Excerpts from an interface dataset:
* * *

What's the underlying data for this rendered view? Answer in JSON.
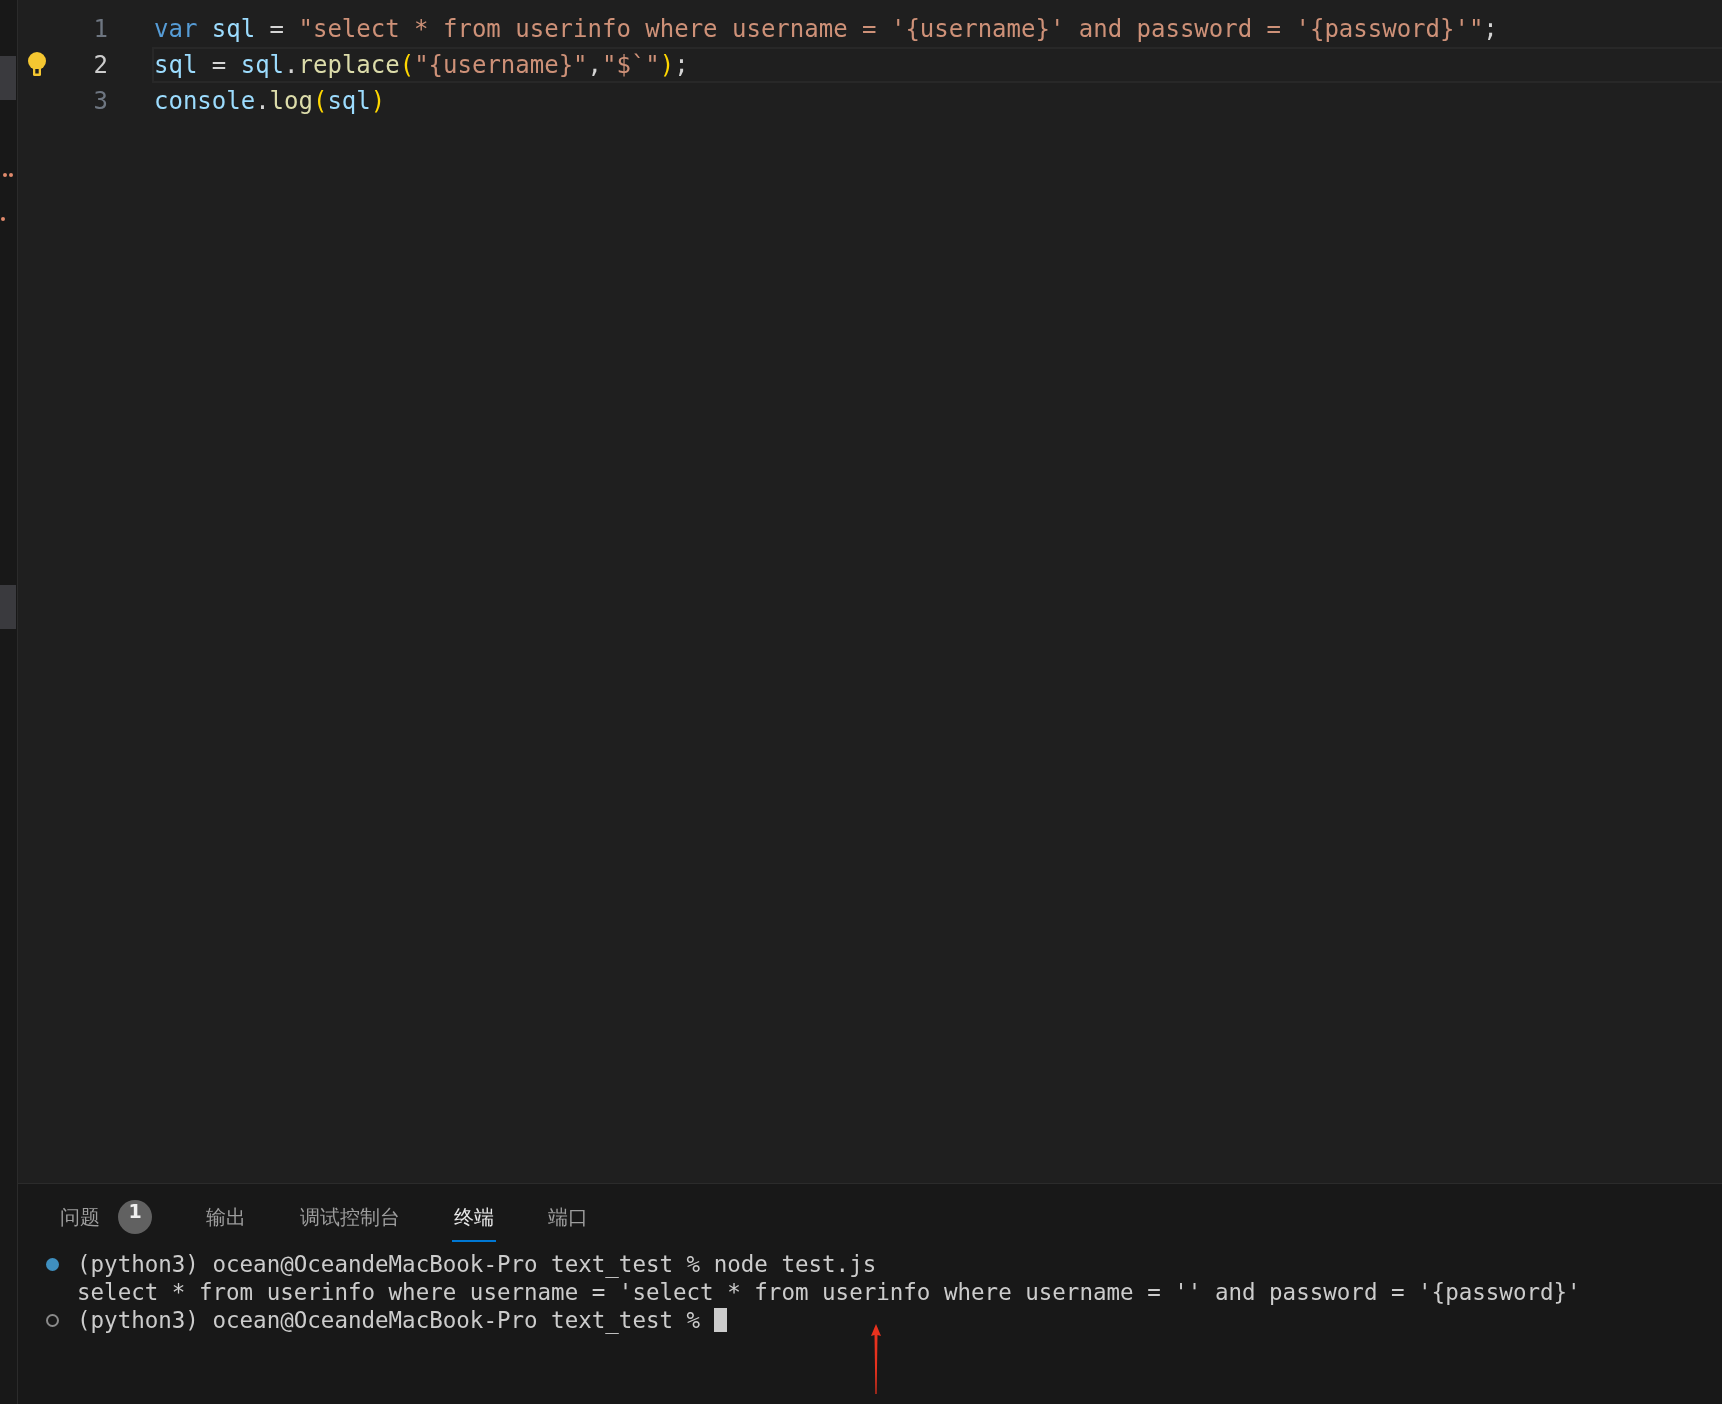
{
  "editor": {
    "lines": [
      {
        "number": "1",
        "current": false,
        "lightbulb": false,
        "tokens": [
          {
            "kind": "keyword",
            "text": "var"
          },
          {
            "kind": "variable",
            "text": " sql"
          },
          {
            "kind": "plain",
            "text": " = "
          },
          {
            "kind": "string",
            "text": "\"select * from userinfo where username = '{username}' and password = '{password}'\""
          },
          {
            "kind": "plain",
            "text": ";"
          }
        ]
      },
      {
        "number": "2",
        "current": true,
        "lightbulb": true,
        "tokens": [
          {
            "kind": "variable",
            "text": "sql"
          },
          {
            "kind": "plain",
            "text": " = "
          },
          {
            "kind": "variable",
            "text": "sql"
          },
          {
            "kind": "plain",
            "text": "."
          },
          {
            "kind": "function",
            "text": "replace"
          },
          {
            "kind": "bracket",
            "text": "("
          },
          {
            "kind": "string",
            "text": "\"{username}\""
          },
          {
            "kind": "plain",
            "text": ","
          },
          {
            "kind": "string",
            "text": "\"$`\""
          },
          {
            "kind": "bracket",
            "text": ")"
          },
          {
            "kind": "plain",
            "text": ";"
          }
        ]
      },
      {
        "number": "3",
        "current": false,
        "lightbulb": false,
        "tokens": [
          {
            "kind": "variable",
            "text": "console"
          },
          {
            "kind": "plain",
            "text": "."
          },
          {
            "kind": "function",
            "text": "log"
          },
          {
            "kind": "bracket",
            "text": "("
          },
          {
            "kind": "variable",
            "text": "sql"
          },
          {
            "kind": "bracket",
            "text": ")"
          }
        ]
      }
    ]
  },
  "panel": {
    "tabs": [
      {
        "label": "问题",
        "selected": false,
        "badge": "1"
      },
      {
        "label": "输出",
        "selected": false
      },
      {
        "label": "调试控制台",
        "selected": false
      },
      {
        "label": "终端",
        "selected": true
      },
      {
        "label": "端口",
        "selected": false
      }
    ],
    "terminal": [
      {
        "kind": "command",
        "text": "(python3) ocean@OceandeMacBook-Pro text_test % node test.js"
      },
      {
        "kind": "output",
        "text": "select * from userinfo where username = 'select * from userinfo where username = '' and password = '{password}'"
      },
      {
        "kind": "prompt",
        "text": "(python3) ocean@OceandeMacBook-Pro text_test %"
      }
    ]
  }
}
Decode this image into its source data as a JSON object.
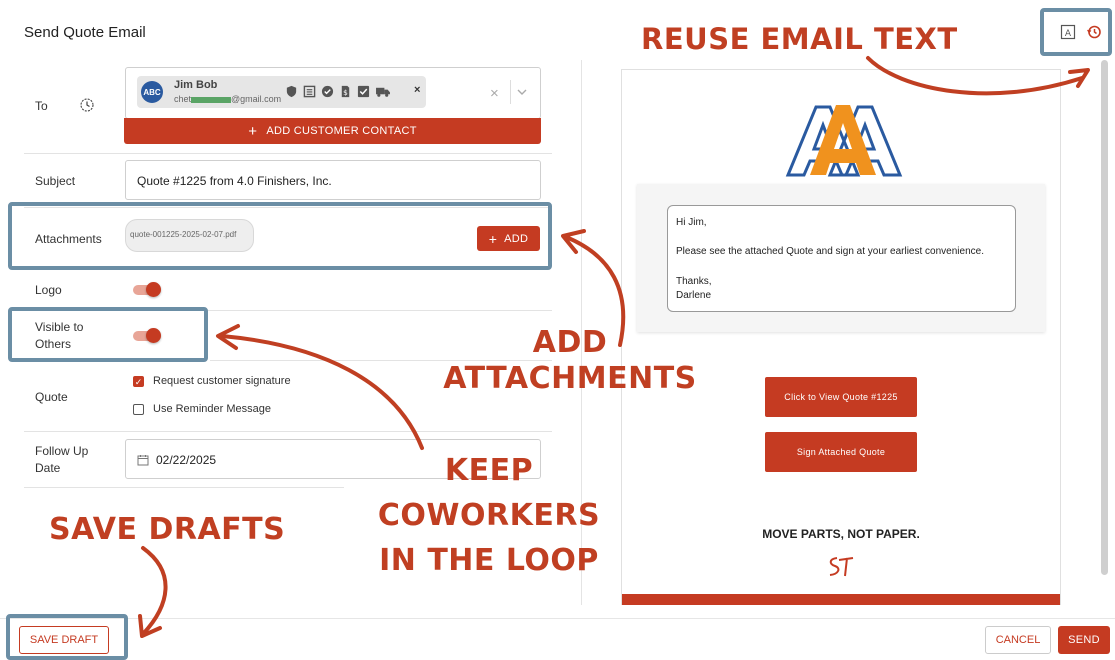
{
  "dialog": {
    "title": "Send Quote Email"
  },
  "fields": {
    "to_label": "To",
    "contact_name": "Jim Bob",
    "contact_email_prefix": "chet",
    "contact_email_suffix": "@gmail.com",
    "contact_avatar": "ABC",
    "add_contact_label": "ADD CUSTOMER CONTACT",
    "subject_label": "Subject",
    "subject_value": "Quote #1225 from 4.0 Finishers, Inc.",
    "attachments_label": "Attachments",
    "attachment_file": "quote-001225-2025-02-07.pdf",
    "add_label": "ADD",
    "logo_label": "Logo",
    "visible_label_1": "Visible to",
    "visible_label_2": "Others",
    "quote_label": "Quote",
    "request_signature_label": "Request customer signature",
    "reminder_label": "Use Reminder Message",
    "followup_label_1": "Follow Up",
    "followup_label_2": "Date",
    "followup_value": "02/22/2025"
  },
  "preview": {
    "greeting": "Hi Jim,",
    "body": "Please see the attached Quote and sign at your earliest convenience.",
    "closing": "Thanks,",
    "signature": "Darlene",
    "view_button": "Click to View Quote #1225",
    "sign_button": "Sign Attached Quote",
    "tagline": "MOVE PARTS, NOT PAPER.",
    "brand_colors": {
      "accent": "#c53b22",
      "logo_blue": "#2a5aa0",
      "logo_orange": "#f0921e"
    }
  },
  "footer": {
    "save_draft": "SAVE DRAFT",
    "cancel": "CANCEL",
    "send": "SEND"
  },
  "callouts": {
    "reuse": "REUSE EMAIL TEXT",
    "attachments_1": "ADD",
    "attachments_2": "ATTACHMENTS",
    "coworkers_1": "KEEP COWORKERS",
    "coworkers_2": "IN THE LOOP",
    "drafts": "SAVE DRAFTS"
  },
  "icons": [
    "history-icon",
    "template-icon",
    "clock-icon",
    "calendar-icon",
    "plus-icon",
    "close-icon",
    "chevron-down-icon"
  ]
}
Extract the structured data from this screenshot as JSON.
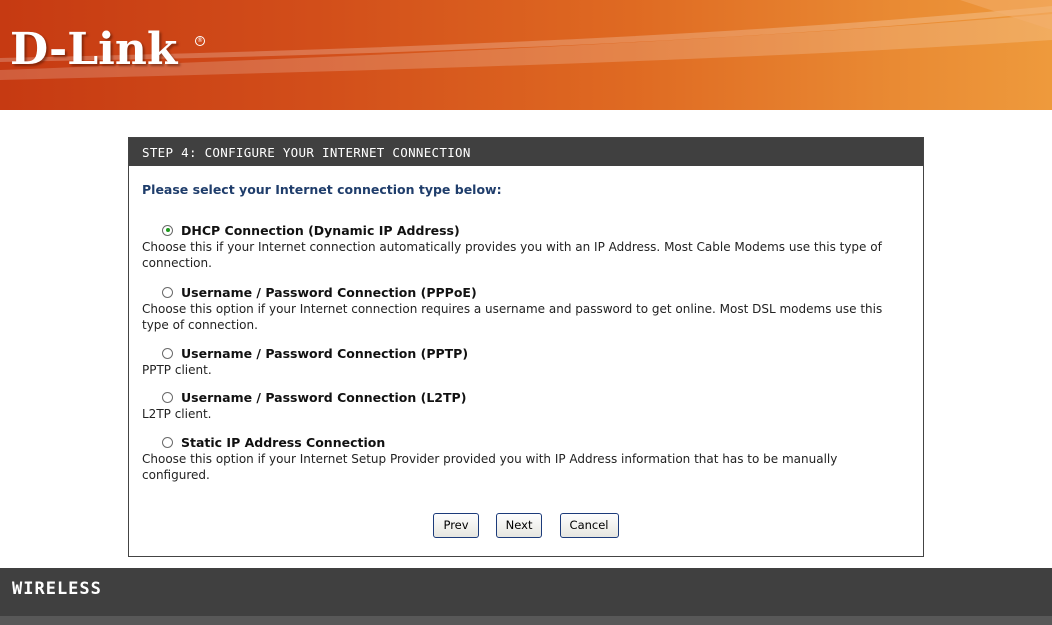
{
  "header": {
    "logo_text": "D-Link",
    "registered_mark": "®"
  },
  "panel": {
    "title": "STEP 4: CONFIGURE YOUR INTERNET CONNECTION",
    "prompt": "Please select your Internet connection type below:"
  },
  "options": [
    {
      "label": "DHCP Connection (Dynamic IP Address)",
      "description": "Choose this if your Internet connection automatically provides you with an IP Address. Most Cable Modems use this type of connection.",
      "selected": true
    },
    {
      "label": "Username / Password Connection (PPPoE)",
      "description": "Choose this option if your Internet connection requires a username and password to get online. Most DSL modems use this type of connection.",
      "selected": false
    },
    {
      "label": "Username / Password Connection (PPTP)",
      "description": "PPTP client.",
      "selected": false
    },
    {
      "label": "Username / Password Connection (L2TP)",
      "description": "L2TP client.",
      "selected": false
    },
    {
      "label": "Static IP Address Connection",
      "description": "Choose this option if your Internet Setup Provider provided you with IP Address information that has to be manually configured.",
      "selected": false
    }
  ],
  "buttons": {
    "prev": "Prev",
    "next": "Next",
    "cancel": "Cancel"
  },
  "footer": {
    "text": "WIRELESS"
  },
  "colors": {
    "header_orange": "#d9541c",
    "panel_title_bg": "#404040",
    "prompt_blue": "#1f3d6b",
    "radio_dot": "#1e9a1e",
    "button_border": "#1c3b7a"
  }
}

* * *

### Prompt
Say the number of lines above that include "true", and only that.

### Response below
4